pi@rpia:~ $ cat /etc/network/interfaces
auto wg0
iface wg0 inet static
  pre-up ip link add dev wg0 type wireguard
  post-up wg setconf wg0 /etc/wireguard/wireguard.conf
  post-up ip link set dev wg0 up
  #READ THIS
  #enable access to remote subnet 192.168.2.x via remote wg0 interface:
  #change this according to your config
  post-up ip route add 192.168.2.0/24 via 192.168.5.2 dev wg0
  #change eth0 to your primary interface, if needed
  post-up iptables -t nat -A POSTROUTING -o eth0 -j MASQUERADE
  address 192.168.5.1
  netmask 255.255.255.0

Raspberry Pi B:

pi@rpib:~ $ cat /etc/network/interfaces
auto wg0
iface wg0 inet static
  pre-up ip link add dev wg0 type wireguard
  post-up wg setconf wg0 /etc/wireguard/wireguard.conf
  post-up ip link set dev wg0 up
  #READ THIS
  #enable access to remote subnet 192.168.1.x via remote wg0 interface:
  #change this according to your config
  post-up ip route add 192.168.1.0/24 via 192.168.5.1 dev wg0
  #change eth0 to your primary interface, if needed
  post-up iptables -t nat -A POSTROUTING -o eth0 -j MASQUERADE
  address 192.168.5.2
  netmask 255.255.255.0

If on your Raspberry Pi WiFi is the primary connection, remove auto wg0. It is trying to connect WireGuard before WiFi is active, and it's not working.
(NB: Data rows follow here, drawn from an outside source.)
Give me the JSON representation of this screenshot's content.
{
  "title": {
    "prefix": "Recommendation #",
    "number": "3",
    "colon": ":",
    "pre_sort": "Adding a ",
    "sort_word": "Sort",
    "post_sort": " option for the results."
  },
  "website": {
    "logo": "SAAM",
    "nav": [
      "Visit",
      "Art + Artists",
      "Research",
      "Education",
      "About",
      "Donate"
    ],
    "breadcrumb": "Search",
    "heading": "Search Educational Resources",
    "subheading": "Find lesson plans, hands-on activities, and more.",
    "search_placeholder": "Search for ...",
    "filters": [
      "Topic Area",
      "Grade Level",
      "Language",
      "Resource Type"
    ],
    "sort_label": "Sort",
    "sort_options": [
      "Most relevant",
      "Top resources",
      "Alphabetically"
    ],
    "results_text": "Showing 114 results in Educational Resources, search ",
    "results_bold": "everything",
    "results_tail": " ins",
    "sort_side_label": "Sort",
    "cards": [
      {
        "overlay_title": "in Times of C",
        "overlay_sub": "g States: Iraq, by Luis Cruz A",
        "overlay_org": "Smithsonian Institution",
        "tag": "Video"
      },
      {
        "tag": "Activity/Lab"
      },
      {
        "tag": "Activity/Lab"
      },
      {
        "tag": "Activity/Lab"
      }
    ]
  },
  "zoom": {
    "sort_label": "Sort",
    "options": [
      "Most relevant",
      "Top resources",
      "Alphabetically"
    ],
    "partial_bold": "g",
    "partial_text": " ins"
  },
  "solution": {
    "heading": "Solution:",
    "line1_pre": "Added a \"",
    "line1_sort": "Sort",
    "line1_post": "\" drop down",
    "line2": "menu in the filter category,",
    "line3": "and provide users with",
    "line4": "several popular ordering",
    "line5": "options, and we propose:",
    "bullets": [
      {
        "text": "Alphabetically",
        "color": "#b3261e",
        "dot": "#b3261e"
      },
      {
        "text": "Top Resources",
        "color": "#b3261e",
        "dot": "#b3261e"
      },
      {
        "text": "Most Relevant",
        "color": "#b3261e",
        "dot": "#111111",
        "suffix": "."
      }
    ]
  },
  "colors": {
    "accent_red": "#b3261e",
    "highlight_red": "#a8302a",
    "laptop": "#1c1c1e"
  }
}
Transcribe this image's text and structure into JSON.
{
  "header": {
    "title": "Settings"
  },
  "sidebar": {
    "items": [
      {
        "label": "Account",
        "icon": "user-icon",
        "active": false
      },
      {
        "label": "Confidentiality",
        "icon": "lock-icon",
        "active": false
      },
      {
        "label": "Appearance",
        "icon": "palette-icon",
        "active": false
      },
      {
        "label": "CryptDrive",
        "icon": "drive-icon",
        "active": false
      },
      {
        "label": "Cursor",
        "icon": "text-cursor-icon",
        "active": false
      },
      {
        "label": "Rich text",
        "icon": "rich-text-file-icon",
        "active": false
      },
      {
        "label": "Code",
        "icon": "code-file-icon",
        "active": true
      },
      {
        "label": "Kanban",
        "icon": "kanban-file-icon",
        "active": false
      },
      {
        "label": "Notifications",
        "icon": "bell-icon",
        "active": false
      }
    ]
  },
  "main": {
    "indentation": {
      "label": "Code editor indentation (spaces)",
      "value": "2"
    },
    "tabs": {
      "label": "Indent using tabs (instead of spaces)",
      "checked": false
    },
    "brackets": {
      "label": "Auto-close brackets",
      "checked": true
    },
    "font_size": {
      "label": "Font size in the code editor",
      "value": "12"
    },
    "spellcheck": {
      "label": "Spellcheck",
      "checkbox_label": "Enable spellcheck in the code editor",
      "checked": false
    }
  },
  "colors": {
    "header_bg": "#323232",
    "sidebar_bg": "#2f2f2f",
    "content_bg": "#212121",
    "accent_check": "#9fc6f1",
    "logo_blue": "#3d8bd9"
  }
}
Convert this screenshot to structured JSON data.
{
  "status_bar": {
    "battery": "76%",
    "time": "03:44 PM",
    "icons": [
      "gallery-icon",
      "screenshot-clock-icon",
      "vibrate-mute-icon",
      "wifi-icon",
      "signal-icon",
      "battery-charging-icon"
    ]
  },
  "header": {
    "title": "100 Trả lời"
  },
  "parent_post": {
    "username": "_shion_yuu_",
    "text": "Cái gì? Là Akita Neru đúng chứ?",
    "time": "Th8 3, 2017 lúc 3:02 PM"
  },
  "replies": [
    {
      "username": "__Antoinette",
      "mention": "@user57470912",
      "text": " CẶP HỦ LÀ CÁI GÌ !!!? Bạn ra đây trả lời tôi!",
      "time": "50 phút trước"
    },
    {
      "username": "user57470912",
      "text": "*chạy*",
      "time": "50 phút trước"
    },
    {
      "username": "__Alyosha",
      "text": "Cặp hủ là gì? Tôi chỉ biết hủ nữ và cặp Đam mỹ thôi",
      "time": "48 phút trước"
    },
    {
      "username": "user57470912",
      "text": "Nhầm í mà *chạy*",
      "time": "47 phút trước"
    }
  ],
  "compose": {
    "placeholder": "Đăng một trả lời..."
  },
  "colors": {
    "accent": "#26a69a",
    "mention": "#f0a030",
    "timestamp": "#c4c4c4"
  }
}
Quick fix is to manually enable WireGuard interface after boot: sudo ifup wg0. I'll check for solution later.

Reboot and check if it's working:

pi@:~ $ sudo wg
interface: zzzwg0
  public key: 
  private key: (hidden)
  listening port: 1500

peer: 
  endpoint: xxx.xxx.xxx.xxx:1
  allowed ips: 0.0.0.0/0
  latest handshake: 2 minutes, 43 seconds ago
  transfer: 16.40 KiB received, 28.68 KiB sent

Done.

You can even enable to access remote network for all your local devices if you add a static route on your router pointing to the Raspberry Pi.

Do you have question? Ask these great guys at #wireguard on Freenode.